You will also need tftpd32 or tftpd64. I guess technically you could use any tftp server application, but this one is free, easy to configure, and I know it works.

All you need now is to build yourself a little network island using a stand alone switch and some patch cables. You will need to provide a DHCP address to your phone with the option 150 set to the IP of your laptop.  I used a small layer 3 switch that I could configure a DHCP pool on.

Next up, configure tftpd32 as a server and place the firmware files in the correct directory.*** Rather than reinvent the wheel, here is a good post on configuring tftp32 as a server: http://www.tricksguide.com/how-to-setup-a-tftp-server-tftpd32-windows.html

Once you have your laptop and the phone in the same vlan with the TFTP server running, you should start to see the magic happen.

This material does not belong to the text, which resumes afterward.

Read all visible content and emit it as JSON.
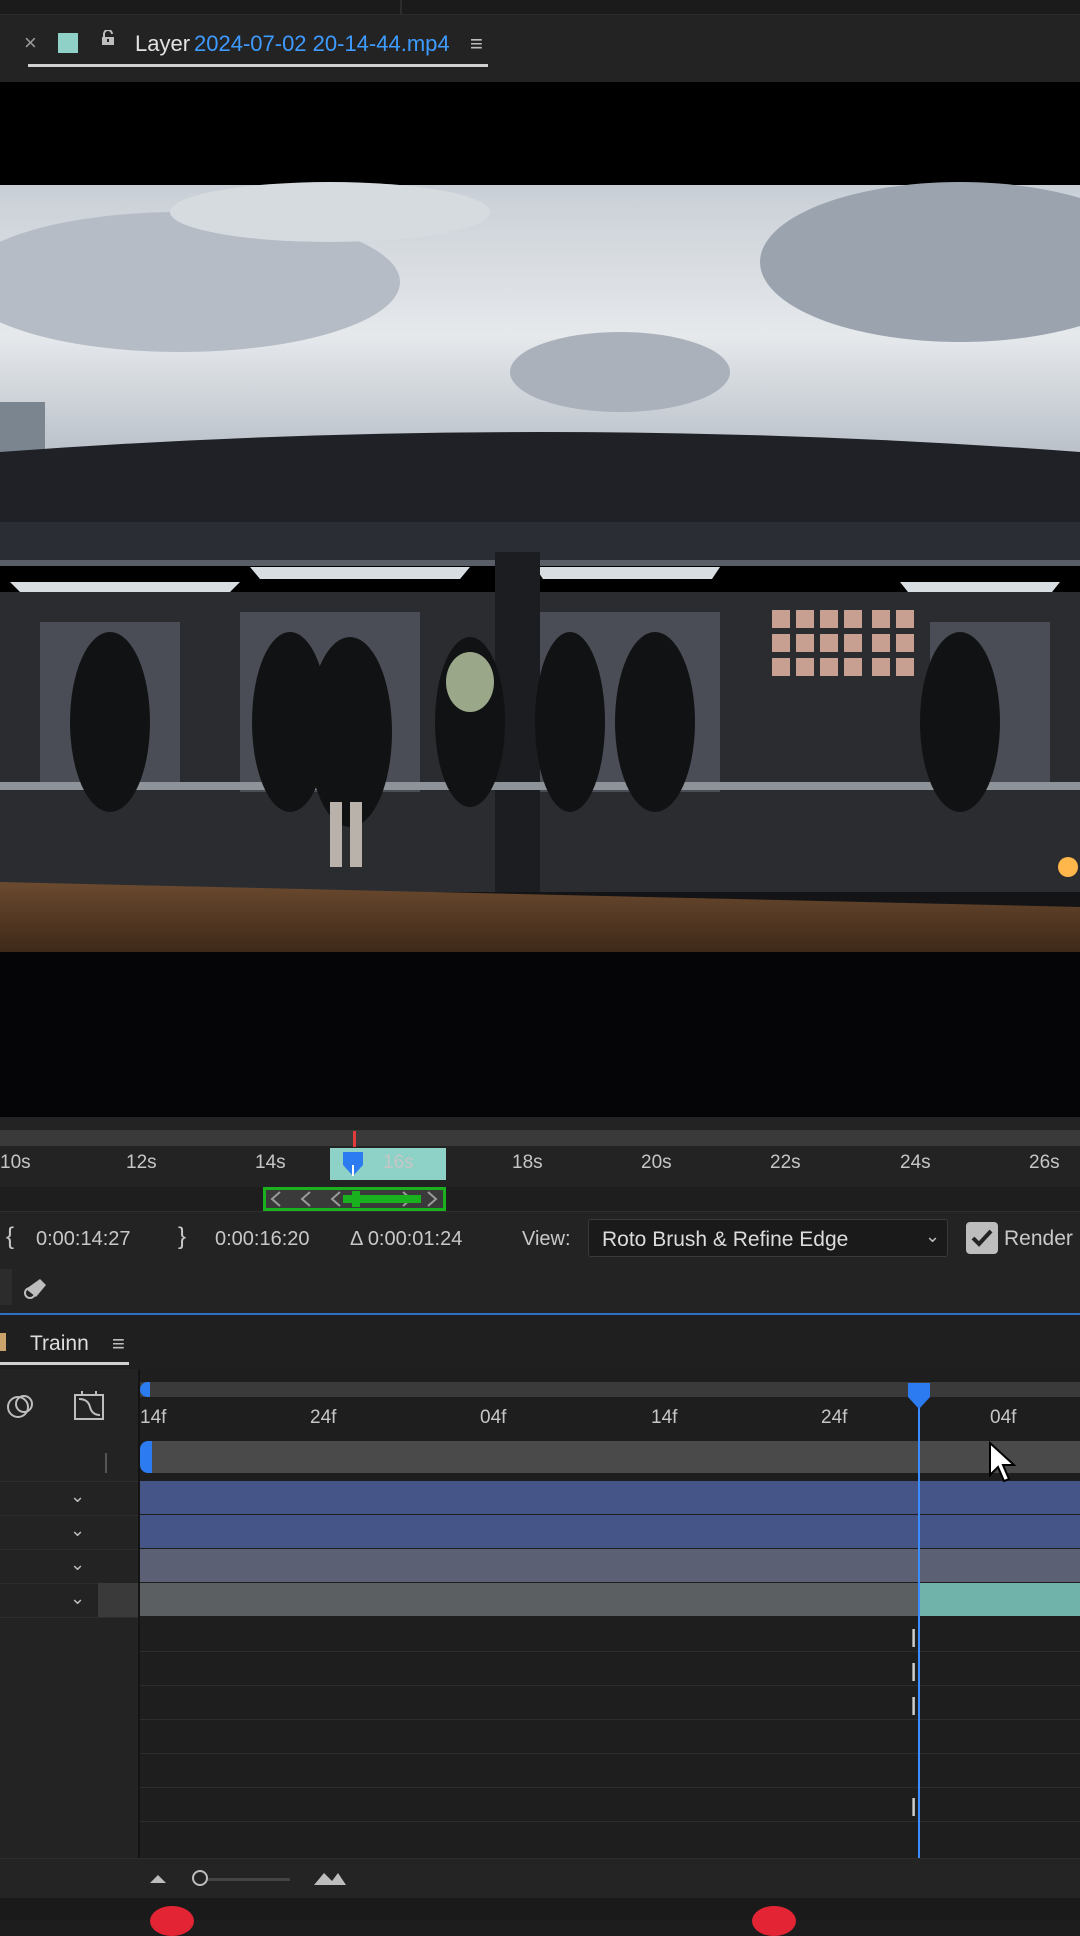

It should look something like this when your firmware files are being downloaded by the phone:


This should bring your phone back to the land of the living, if you’re lucky.  But since you are already at this point I am highly doubting your luck, so here is a post with a few more ideas that may help as well: https://supportforums.cisco.com/thread/2007970

Published 12/5/2013

*wonkiness: the term a voice engineer uses to explain the unexplainable behavior of a device that is configured correctly but is clearly possessed by an evil spirit with an extremely vindictive sense of humor.

**Not surprisingly, another Princess Bride reference, just go watch it already.

***Should you forget or not realize what directory your tftp server is set to serve up files from, and yes sadly I am speaking from experience on this one, you can buy yourself a clue in the form of a Wireshark capture.  You should see the file being requested in the capture. If you are seeing a request like the one below, then check the location of the file. If not, check your DHCP bindings and confirm the phone is getting an address with the option 150 set.